After all, there’s no injustice! You must be poor in this life, because you did bad things in the previous life. But not to worry, because if you do good things in this life, your reward will be a better rebirth. Also, there’s no need to envy the lucky. Their luck is the result of the positive karma they accumulated in a past life. It’s just another proof that if you gain merit, you will also be rewarded.
But to me, this kind of reasoning shines light on what past-life karma really is: just a comforting belief, just a comfortable explanation, just wishful thinking. It’s fueled by a psychological phenomenon known as cognitive dissonance. If in your mind, you are a good person carrying out good deeds, then how can it be that you don’t see good results? Certainly, you want to avoid the conclusion that you’re not such a good person after all and that your whole attitude can be wrong.
We never search for the faults in ourselves, we always want to blame some external circumstance. And what better ideology could you adopt than putting the responsibility on your past life for your current misfortunes? It’s so elegant, it’s so spiritual, it’s so soothing. And the best part? It can neither be proven nor disproven; it’s a perfect belief.
However, unlike a psychosomatic disease, poverty is a real thing, and you can’t just explain it away. You can come up with all kinds of excuses, but you will remain just as poor as before. In fact, this consoling lie will make it impossible to break out of poverty, because you’ll simply accept it thinking that you deserved it.

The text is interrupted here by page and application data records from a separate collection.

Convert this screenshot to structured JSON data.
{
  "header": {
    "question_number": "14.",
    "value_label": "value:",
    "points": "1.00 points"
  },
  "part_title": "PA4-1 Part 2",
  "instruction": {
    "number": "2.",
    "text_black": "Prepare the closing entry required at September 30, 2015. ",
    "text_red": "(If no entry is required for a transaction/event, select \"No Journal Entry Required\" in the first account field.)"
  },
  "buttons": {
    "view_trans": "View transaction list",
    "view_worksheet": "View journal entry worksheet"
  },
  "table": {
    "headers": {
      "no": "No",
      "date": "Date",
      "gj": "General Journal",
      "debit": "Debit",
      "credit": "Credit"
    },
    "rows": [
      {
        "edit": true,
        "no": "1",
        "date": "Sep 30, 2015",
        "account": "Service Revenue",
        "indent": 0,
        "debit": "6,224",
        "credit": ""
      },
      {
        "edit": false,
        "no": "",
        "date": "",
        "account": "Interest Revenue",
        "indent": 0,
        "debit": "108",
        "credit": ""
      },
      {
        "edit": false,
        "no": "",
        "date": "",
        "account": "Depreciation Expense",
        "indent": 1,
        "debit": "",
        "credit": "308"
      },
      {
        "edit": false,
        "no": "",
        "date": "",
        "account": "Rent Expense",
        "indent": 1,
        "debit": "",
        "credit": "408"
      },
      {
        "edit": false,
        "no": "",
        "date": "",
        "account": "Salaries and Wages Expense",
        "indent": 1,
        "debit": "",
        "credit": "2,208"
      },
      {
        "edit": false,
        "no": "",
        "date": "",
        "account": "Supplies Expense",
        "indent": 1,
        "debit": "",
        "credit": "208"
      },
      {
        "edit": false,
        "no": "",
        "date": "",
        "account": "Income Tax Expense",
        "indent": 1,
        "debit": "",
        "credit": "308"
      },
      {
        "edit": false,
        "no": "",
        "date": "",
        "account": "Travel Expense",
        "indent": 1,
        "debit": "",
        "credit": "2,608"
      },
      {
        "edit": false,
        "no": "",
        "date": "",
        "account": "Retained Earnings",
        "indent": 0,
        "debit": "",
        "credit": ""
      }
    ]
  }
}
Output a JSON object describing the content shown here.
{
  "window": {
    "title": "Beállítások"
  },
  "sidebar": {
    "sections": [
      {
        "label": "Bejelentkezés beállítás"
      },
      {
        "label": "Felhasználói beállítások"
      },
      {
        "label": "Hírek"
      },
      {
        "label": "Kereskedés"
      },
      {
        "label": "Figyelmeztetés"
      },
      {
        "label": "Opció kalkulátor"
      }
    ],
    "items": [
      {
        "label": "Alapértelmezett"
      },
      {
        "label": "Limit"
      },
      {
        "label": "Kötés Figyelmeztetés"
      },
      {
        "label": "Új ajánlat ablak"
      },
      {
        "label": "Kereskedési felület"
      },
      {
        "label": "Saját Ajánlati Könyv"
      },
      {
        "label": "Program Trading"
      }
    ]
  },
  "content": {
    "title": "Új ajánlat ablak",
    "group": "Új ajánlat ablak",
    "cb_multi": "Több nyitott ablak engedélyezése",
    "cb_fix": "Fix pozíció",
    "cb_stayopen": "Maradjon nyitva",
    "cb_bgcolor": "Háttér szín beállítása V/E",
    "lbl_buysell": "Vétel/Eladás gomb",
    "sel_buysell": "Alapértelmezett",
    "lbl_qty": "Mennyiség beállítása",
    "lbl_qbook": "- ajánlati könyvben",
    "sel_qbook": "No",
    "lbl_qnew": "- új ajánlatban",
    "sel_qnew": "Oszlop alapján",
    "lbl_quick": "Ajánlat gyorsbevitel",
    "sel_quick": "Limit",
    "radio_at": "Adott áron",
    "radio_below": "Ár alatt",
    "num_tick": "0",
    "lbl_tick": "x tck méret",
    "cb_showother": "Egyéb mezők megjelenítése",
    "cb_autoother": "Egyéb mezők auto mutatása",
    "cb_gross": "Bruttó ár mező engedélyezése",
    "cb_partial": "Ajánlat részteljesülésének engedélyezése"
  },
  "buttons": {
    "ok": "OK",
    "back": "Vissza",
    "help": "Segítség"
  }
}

Some say that the idea of past-life karma was invented to keep the masses in place, especially in the cast-system in India. That can be easily true, and it proved to be highly effective: it stopped people from rebelling. But if you’re a true spiritual seeker, you have to be a rebel. You have to rebel against lies, against beliefs, against traditions. You have to take responsibility for your own life, and stop blaming everybody and everything: especially your past-life karma.
If you want to know more about death from a spiritual but down to earth perspective, you should read my book: The Power of Death. Click on the link below, and get it now! I’m deadly serious.